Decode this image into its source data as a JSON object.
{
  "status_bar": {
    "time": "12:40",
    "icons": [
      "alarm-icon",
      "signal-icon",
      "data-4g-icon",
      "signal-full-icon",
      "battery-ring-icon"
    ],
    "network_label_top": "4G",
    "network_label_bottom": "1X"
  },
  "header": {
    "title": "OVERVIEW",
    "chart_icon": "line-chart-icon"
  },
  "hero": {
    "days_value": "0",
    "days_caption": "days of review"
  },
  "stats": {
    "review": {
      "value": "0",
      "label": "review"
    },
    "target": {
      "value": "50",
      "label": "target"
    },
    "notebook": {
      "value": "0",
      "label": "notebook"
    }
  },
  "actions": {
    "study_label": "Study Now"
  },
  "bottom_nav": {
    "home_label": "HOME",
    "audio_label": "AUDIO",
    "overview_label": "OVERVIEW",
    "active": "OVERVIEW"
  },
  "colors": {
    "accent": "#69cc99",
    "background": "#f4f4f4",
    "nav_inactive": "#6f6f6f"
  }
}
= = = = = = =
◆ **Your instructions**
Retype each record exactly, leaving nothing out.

◆ **Response to the task**
Decode this image into its source data as a JSON object.
{
  "status_bar": {
    "time": "12:40",
    "icons": [
      "alarm-icon",
      "signal-icon",
      "data-4g-icon",
      "signal-full-icon",
      "battery-ring-icon"
    ],
    "network_label_top": "4G",
    "network_label_bottom": "1X"
  },
  "header": {
    "title": "OVERVIEW",
    "chart_icon": "line-chart-icon"
  },
  "hero": {
    "days_value": "0",
    "days_caption": "days of review"
  },
  "stats": {
    "review": {
      "value": "0",
      "label": "review"
    },
    "target": {
      "value": "50",
      "label": "target"
    },
    "notebook": {
      "value": "0",
      "label": "notebook"
    }
  },
  "actions": {
    "study_label": "Study Now"
  },
  "bottom_nav": {
    "home_label": "HOME",
    "audio_label": "AUDIO",
    "overview_label": "OVERVIEW",
    "active": "OVERVIEW"
  },
  "colors": {
    "accent": "#69cc99",
    "background": "#f4f4f4",
    "nav_inactive": "#6f6f6f"
  }
}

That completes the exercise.